Sign up for Meridian’s Free Newsletter, please CLICK HERE
I am a widow. I was married for 20 years before my husband died. I was sealed to him when originally married. The last ten years of the marriage were really rough due to his failing health and horrible behavior. Even through all of that, I love him (although I still get upset when I recall his horrible behavior which made my life miserable).
He’s been gone for two years and I’m lonely. I have jumped into the dating pool, but when I go out on dates, I feel like I am cheating on my dead husband. How do I overcome this? Is this a common issue for widows? Do divorcees also have this problem? The prospect of being alone for the rest of my mortal journey is disheartening.
You’ve been through some tough experiences in the past several years, so please know that your reactions and questions completely make sense. You lost your husband during a time when he wasn’t on his best behavior. You’ve started dating again, but feel mixed about loving someone else. I’ll do my best to share some thoughts on how you can move forward in this new chapter of your life.
It’s okay to have mixed feelings about your husband. In fact, your ability to hold space for opposing emotions is a sign of good mental health. It’s understandable that you feel both love and hurt when you remember your husband. It sounds like there was unfinished business when he passed. He had repairs to make in the relationship that weren’t resolved. The love you shared with him was just as real as the hurt you experienced.
It’s difficult to lose a loved one when there are unresolved issues. Conversations and scenarios get replayed in your mind seeking some form of closure. I wonder if it’s difficult for you to move forward with forming new relationships because you never had the chance to finish the relationship with your husband. That lack of closure can leave you feeling unsettled as you navigate new relationships.
If you’re mentally referencing your relationship with your husband to seek resolution, it’s not going to leave much room in your brain and heart to let in someone new. Take some time to focus on making peace with your marriage. Even though your husband isn’t here to help create closure, there are things you can do to move that process forward.
For example you can start writing letters to your deceased husband, write in a journal, create a closure ritual, talk through your feelings with a trusted friend, request a priesthood blessing, or seek professional counseling to help you reach a place of acceptance and peace with this relationship. You can’t really begin a new relationship until you have found peace and resolution with your previous relationship.

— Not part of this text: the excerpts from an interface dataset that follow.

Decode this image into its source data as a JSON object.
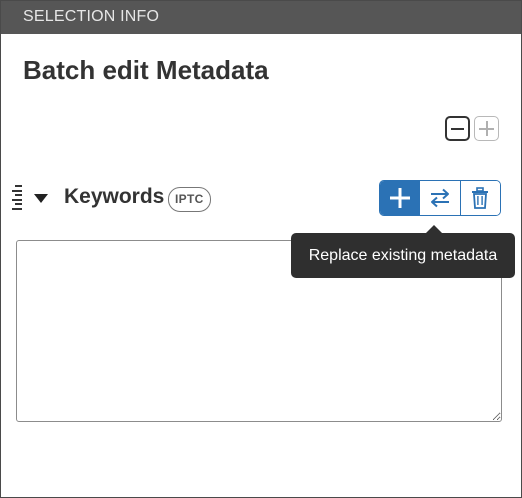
{
  "panel": {
    "header": "SELECTION INFO",
    "title": "Batch edit Metadata"
  },
  "controls": {
    "collapse_all_icon": "minus-square-icon",
    "expand_all_icon": "plus-square-icon"
  },
  "field": {
    "label": "Keywords",
    "badge": "IPTC",
    "value": "",
    "actions": [
      {
        "icon": "plus-icon",
        "active": true
      },
      {
        "icon": "swap-arrows-icon",
        "active": false
      },
      {
        "icon": "trash-icon",
        "active": false
      }
    ]
  },
  "tooltip": {
    "text": "Replace existing metadata"
  },
  "colors": {
    "accent": "#2b72b5",
    "header_bg": "#565656",
    "tooltip_bg": "#2f2f2f"
  }
}
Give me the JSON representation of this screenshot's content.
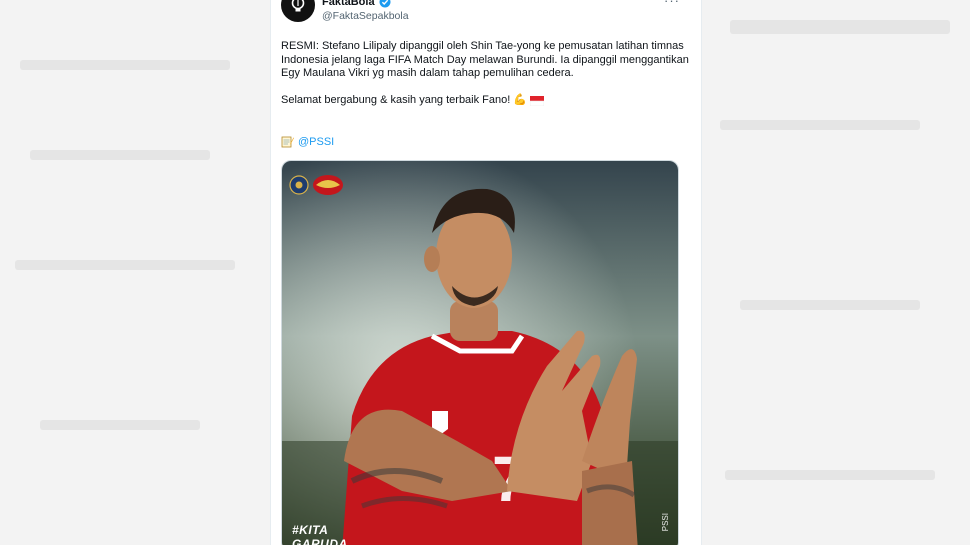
{
  "account": {
    "display_name": "FaktaBola",
    "handle": "@FaktaSepakbola",
    "verified": true
  },
  "toolbar": {
    "more_label": "···"
  },
  "tweet": {
    "text_p1": "RESMI: Stefano Lilipaly dipanggil oleh Shin Tae-yong ke pemusatan latihan timnas Indonesia jelang laga FIFA Match Day melawan Burundi. Ia dipanggil menggantikan Egy Maulana Vikri yg masih dalam tahap pemulihan cedera.",
    "text_p2": "Selamat bergabung & kasih yang terbaik Fano!",
    "emoji_flex": "💪",
    "emoji_flag": "flag-indonesia",
    "mention": "@PSSI",
    "mention_icon": "memo-icon"
  },
  "media": {
    "overlay_text_line1": "#KITA",
    "overlay_text_line2": "GARUDA",
    "watermark": "PSSI",
    "jersey_number": "7",
    "colors": {
      "jersey": "#c4161c",
      "background_top": "#3a4750",
      "accent": "#1d9bf0"
    }
  }
}
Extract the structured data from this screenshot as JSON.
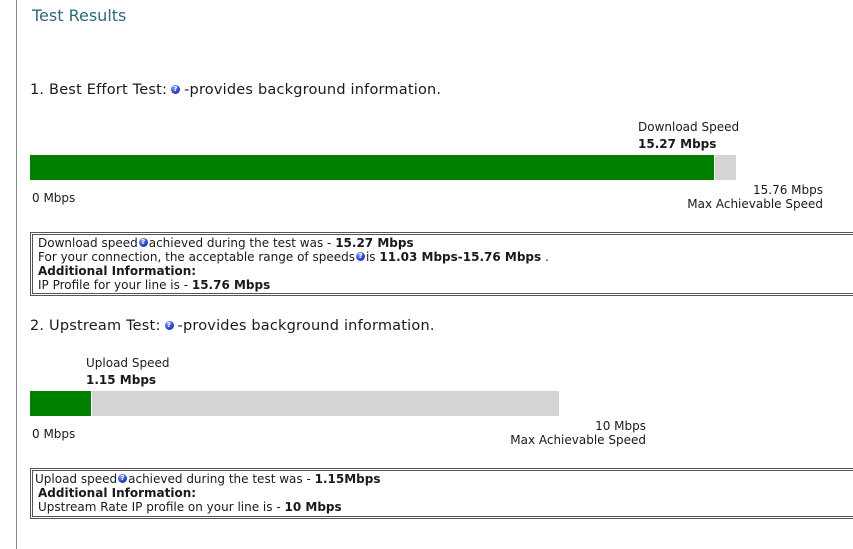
{
  "page": {
    "title": "Test Results"
  },
  "best_effort": {
    "heading_prefix": "1. Best Effort Test:",
    "heading_suffix": "-provides background information.",
    "speed_caption": "Download Speed",
    "speed_value": "15.27 Mbps",
    "fraction": 0.9689,
    "min_label": "0 Mbps",
    "max_value": "15.76 Mbps",
    "max_caption": "Max Achievable Speed",
    "info": {
      "line1_a": "Download speed",
      "line1_b": "achieved during the test was -",
      "line1_val": "15.27 Mbps",
      "line2_a": "For your connection, the acceptable range of speeds",
      "line2_b": "is",
      "line2_val": "11.03 Mbps-15.76 Mbps",
      "line2_end": ".",
      "additional": "Additional Information:",
      "line4_a": "IP Profile for your line is -",
      "line4_val": "15.76 Mbps"
    }
  },
  "upstream": {
    "heading_prefix": "2. Upstream Test:",
    "heading_suffix": "-provides background information.",
    "speed_caption": "Upload Speed",
    "speed_value": "1.15 Mbps",
    "fraction": 0.115,
    "min_label": "0 Mbps",
    "max_value": "10 Mbps",
    "max_caption": "Max Achievable Speed",
    "info": {
      "line1_a": "Upload speed",
      "line1_b": "achieved during the test was -",
      "line1_val": "1.15Mbps",
      "additional": "Additional Information:",
      "line3_a": "Upstream Rate IP profile on your line is -",
      "line3_val": "10 Mbps"
    }
  },
  "colors": {
    "bar_fill": "#008000",
    "bar_track": "#d4d4d4",
    "title": "#2f6a73"
  },
  "icons": {
    "help": "question-mark-help-icon"
  }
}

You may want to fight these feelings, telling yourself that it’s pointless because they’re in the past. My belief is that they’re very much in the present and continue to block your ability to freely move forward. Allow yourself to feel the full measure of your grief and sadness for the loss of your love, the years of hurt, and the loss of what could have been. These emotions won’t harm you, but refusing to feel them can be harmful to you mentally and even physically. As Henry Wadsworth Longfellow once said, “After all, the best thing one can do when it is raining is let it rain.”
When you are in the company of a friend, church leader, or professional, your feelings will be easier to process and will likely produce more closure than if you grieve only in isolation. Make sure you open up about your struggle and let those close to you hear what this is like for you. We can face just about anything if we have support.
Please don’t put a timeline on when you’ll feel ready to date. There is no correct way to venture back into the world of dating after the loss of a spouse. The discomfort of opening up your heart in a romantic way to another person is completely normal. You gave your whole heart to your husband, even when he wasn’t careful with it. You clearly are a loyal and dedicated woman, so you’re not going to easily jump into a new love without some emotional turbulence.
Geoff will answer a new family and relationship question every Friday. You can email your question to him at firstname.lastname@example.org
About the Author
Geoff Steurer is a licensed marriage and family therapist in St. George, UT. He is the owner of Alliant Counseling and Education (www.alliantcounseling.com) and the founding director of LifeStar of St. George, an outpatient treatment program for couples and individuals impacted by pornography and sexual addiction (www.lifestarstgeorge.com). He is the co-author of “Love You, Hate the Porn: Healing a Relationship Damaged by Virtual Infidelity”, available at Deseret Book, and the audio series “Strengthening Recovery Through Strengthening Marriage”, available at www.marriage-recovery.com. He also writes a weekly relationship column for the St. George News (www.stgnews.com). He holds a bachelors degree from BYU in communications studies and a master’s degree in marriage and family therapy from Auburn University. He served a full-time mission to the Dominican Republic. He is married to Jody Young Steurer and they are the parents of four children.